With the game tied 4-4, Dustin Pedroia dove to stop a grounder hit by Jon Jay and made a perfect throw home to nail Yadier Molina for the second out. Jarrod Saltalamacchia fired to third base in effort to throw out Allen Craig and the ball caromed off the glove of third baseman, Will Middlebrooks. As the ball traveled to foul territory in left, with runners on the base, Craig got up on his feet and tried to run home.
But Middlebrooks, lying on his stomach, raised his legs as part of an attempt to trip Craig, who scampered across the plate. After Daniel Nava quickly retrieved the ball he fired home to seemingly throw out Craig, but the umpires ruled an obstruction on Middlebrooks — and rightfully so — it was well done by third-base umpire Jim Joyce. Craig re-injured his sprained left foot as he slid into home plate. He limped on the way to the plate, stumbled home and was lying while face down in the dirt as the Cardinals celebrated and the Red Sox argued. Only the umpires knew exactly what to call, but Middlebrooks and the rest of his Red Sox teammates precisely disagreed with it.
He tried to get away with it, but the umpires were attentive to detail, which he was caught tripping up Craig and preventing him from scoring. It shouldn’t be easy to pull one over on the umpires, because if there are people who actually know the rulebook with their eyes close, it is the six officials working the game. It’s strange home plate umpire Dana DeMuth, whose missed call was overturned, discovered that he blew the call, unaware of the signals from his crew.

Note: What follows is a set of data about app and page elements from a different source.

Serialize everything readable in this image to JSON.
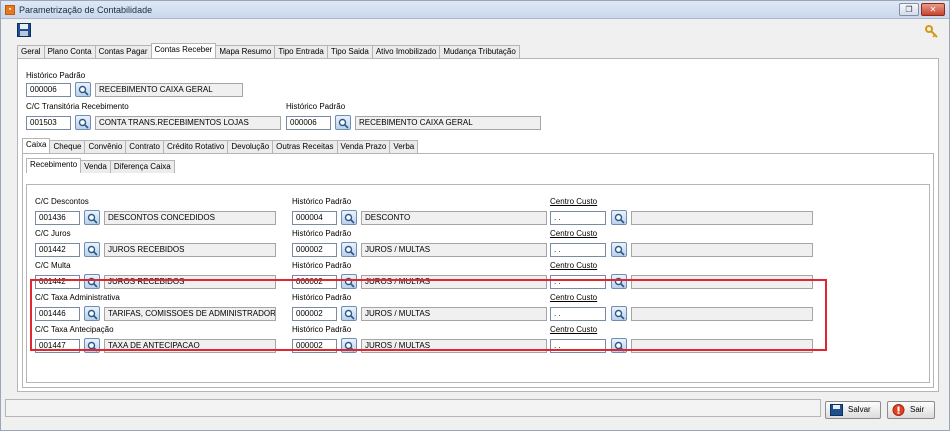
{
  "window": {
    "title": "Parametrização de Contabilidade"
  },
  "main_tabs": [
    "Geral",
    "Plano Conta",
    "Contas Pagar",
    "Contas Receber",
    "Mapa Resumo",
    "Tipo Entrada",
    "Tipo Saida",
    "Ativo Imobilizado",
    "Mudança Tributação"
  ],
  "receber": {
    "historico_padrao": {
      "label": "Histórico Padrão",
      "code": "000006",
      "desc": "RECEBIMENTO CAIXA GERAL"
    },
    "cc_transitoria": {
      "label": "C/C Transitória Recebimento",
      "code": "001503",
      "desc": "CONTA TRANS.RECEBIMENTOS LOJAS"
    },
    "historico_padrao2": {
      "label": "Histórico Padrão",
      "code": "000006",
      "desc": "RECEBIMENTO CAIXA GERAL"
    }
  },
  "sub_tabs": [
    "Caixa",
    "Cheque",
    "Convênio",
    "Contrato",
    "Crédito Rotativo",
    "Devolução",
    "Outras Receitas",
    "Venda Prazo",
    "Verba"
  ],
  "inner_tabs": [
    "Recebimento",
    "Venda",
    "Diferença Caixa"
  ],
  "rows": [
    {
      "cc_label": "C/C Descontos",
      "cc_code": "001436",
      "cc_desc": "DESCONTOS CONCEDIDOS",
      "hist_label": "Histórico Padrão",
      "hist_code": "000004",
      "hist_desc": "DESCONTO",
      "centro_label": "Centro Custo",
      "centro_value": ". ."
    },
    {
      "cc_label": "C/C Juros",
      "cc_code": "001442",
      "cc_desc": "JUROS RECEBIDOS",
      "hist_label": "Histórico Padrão",
      "hist_code": "000002",
      "hist_desc": "JUROS / MULTAS",
      "centro_label": "Centro Custo",
      "centro_value": ". ."
    },
    {
      "cc_label": "C/C Multa",
      "cc_code": "001442",
      "cc_desc": "JUROS RECEBIDOS",
      "hist_label": "Histórico Padrão",
      "hist_code": "000002",
      "hist_desc": "JUROS / MULTAS",
      "centro_label": "Centro Custo",
      "centro_value": ". ."
    },
    {
      "cc_label": "C/C Taxa Administrativa",
      "cc_code": "001446",
      "cc_desc": "TARIFAS, COMISSOES DE ADMINISTRADORAS DE",
      "hist_label": "Histórico Padrão",
      "hist_code": "000002",
      "hist_desc": "JUROS / MULTAS",
      "centro_label": "Centro Custo",
      "centro_value": ". ."
    },
    {
      "cc_label": "C/C Taxa Antecipação",
      "cc_code": "001447",
      "cc_desc": "TAXA DE ANTECIPACAO",
      "hist_label": "Histórico Padrão",
      "hist_code": "000002",
      "hist_desc": "JUROS / MULTAS",
      "centro_label": "Centro Custo",
      "centro_value": ". ."
    }
  ],
  "buttons": {
    "salvar": "Salvar",
    "sair": "Sair"
  },
  "colors": {
    "highlight": "#e0262e",
    "title_bar": "#c9d8ec"
  },
  "icons": {
    "app": "app-icon",
    "save": "floppy-disk-icon",
    "key": "key-icon",
    "search": "search-lookup-icon",
    "exit": "exit-icon"
  }
}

Here’s the definition of obstruction:
“Obstruction is the act of a fielder who, while not in possession of the ball and not in the act of fielding the ball, impedes the progress of any runner.” Which is followed by a comment about obstruction: “After a fielder has made an attempt to field a ball and missed, he can no longer be in the act of fielding the ball. For example, an infielder dives at a ground ball and the ball passes him and he continues to lie on the ground and delays the progress of the runner, he very likely has obstructed the runner.”

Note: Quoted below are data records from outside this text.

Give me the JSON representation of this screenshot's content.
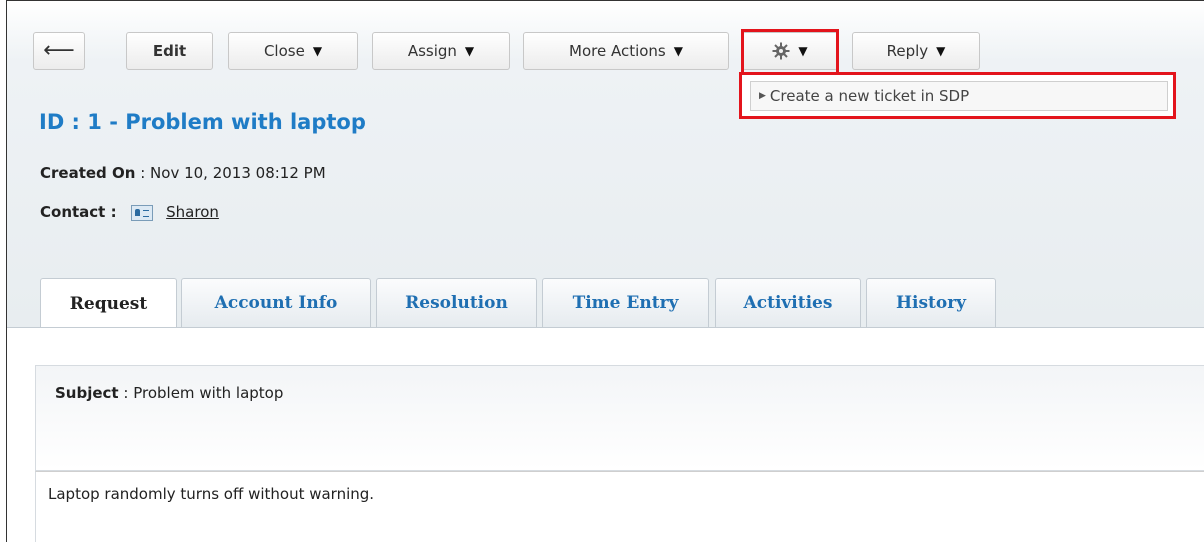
{
  "toolbar": {
    "back_icon": "back-arrow-icon",
    "edit_label": "Edit",
    "close_label": "Close",
    "assign_label": "Assign",
    "more_actions_label": "More Actions",
    "gear_icon": "gear-icon",
    "reply_label": "Reply",
    "caret_glyph": "▼"
  },
  "gear_menu": {
    "items": [
      {
        "label": "Create a new ticket in SDP"
      }
    ]
  },
  "ticket": {
    "title": "ID : 1 - Problem with laptop",
    "created_on_label": "Created On",
    "created_on_value": "Nov 10, 2013 08:12 PM",
    "contact_label": "Contact :",
    "contact_name": "Sharon"
  },
  "tabs": [
    {
      "label": "Request",
      "active": true
    },
    {
      "label": "Account Info",
      "active": false
    },
    {
      "label": "Resolution",
      "active": false
    },
    {
      "label": "Time Entry",
      "active": false
    },
    {
      "label": "Activities",
      "active": false
    },
    {
      "label": "History",
      "active": false
    }
  ],
  "request": {
    "subject_label": "Subject",
    "subject_value": "Problem with laptop",
    "description": "Laptop randomly turns off without warning."
  },
  "colors": {
    "highlight": "#e3141c",
    "link_blue": "#1f7cc6"
  }
}
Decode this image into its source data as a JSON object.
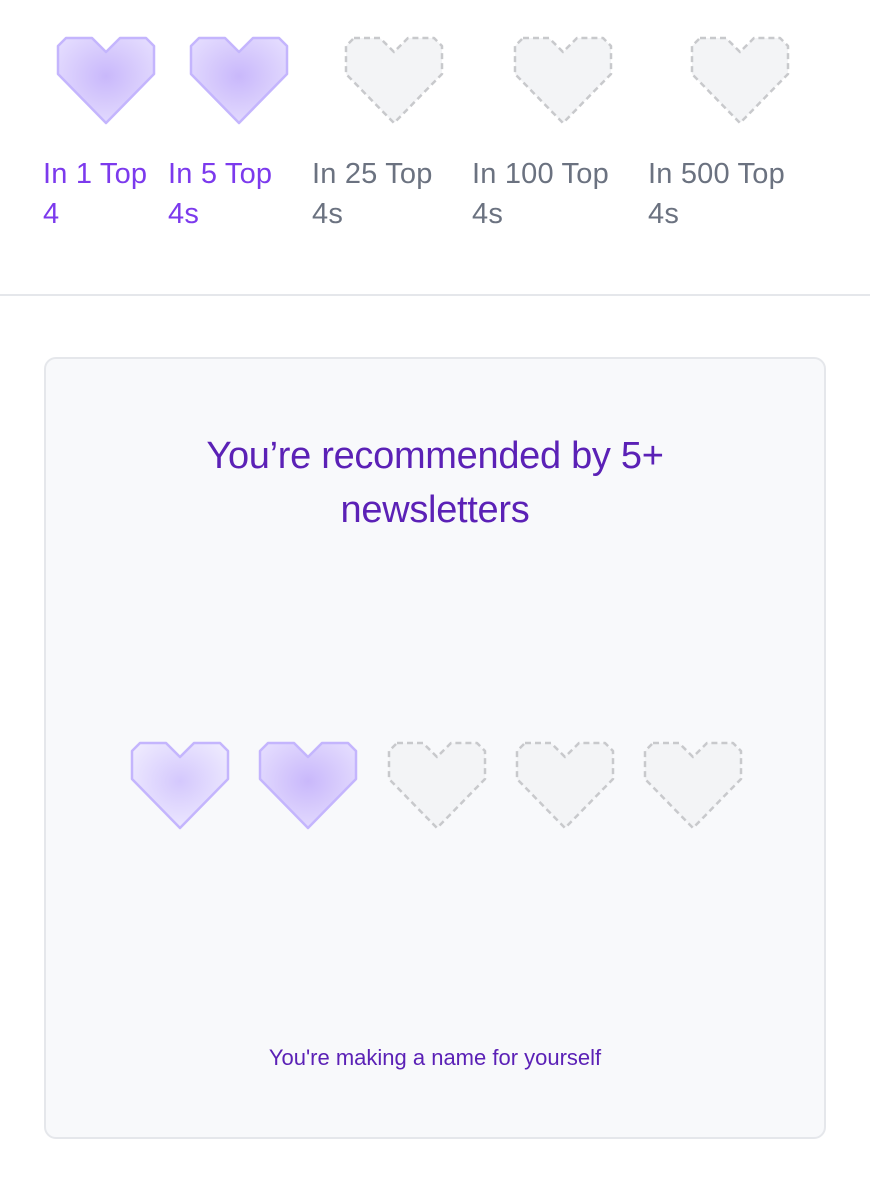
{
  "palette": {
    "accent": "#7c3aed",
    "title_color": "#5b21b6",
    "locked_text": "#6b7280",
    "heart_earned_fill": "#ddd6fe",
    "heart_earned_stroke": "#c4b5fd",
    "heart_locked_fill": "#f3f4f6",
    "heart_locked_stroke": "#c8c9cc",
    "card_background": "#f8f9fb"
  },
  "milestones": [
    {
      "label_line1": "In 1 Top",
      "label_line2": "4",
      "state": "earned",
      "icon": "heart-icon"
    },
    {
      "label_line1": "In 5 Top",
      "label_line2": "4s",
      "state": "earned",
      "icon": "heart-icon"
    },
    {
      "label_line1": "In 25 Top",
      "label_line2": "4s",
      "state": "locked",
      "icon": "heart-outline-dashed-icon"
    },
    {
      "label_line1": "In 100 Top",
      "label_line2": "4s",
      "state": "locked",
      "icon": "heart-outline-dashed-icon"
    },
    {
      "label_line1": "In 500 Top",
      "label_line2": "4s",
      "state": "locked",
      "icon": "heart-outline-dashed-icon"
    }
  ],
  "card": {
    "title_line1": "You’re recommended by 5+",
    "title_line2": "newsletters",
    "caption": "You're making a name for yourself",
    "hearts": [
      {
        "state": "earned",
        "icon": "heart-icon"
      },
      {
        "state": "earned",
        "icon": "heart-icon"
      },
      {
        "state": "locked",
        "icon": "heart-outline-dashed-icon"
      },
      {
        "state": "locked",
        "icon": "heart-outline-dashed-icon"
      },
      {
        "state": "locked",
        "icon": "heart-outline-dashed-icon"
      }
    ]
  }
}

Whether Middlebrooks was intentionally trying to trip Craig or not, hoping the umps wouldn’t see it, playing by the rules could be helpful in the heat of the moment. It’s what you do. For the record, he was charged with the first game-ending interference error in postseason history. Having seen a number of World Series games over the years, it was the first time I’ve ever seen a player score the winning run on an error. That’s because I was 1 years old at the time when Ray Knight ran home to win the Bill Buckner game in 1986.
It was one of the most critical umpiring calls in postseason history and has shockingly put the Red Sox in a deep hole in a truly hostile environment. And now, well, the Cardinals lead 2-1, two victories away from capturing their third World Series title in seven years.
What was an awesome beginning feels like the craziest ending in sports. The Red Sox have strung together a couple of late-inning comebacks from two-run deficits. It appears to be a memorable series to those who are watching closely that 20 years from now those same viewers will be talking about Matt Holliday’s two dramatic tie-breaking hits and Xander Bogaerts’ game-tying single off Cardinals closer Trevor Rosenthal. This fall evokes memories of baseball theatrics, but it was a strange ending to Game 3, and fans were stunned over the fact that an obstruction was called to conclude what had been a night of craziness.
It was one of the most historic walk-off hits in the World Series. It won’t be hard to remember a night like this one in baseball history when it was an unusual walk-off hit you may never ever see again, and probably won’t ever see again.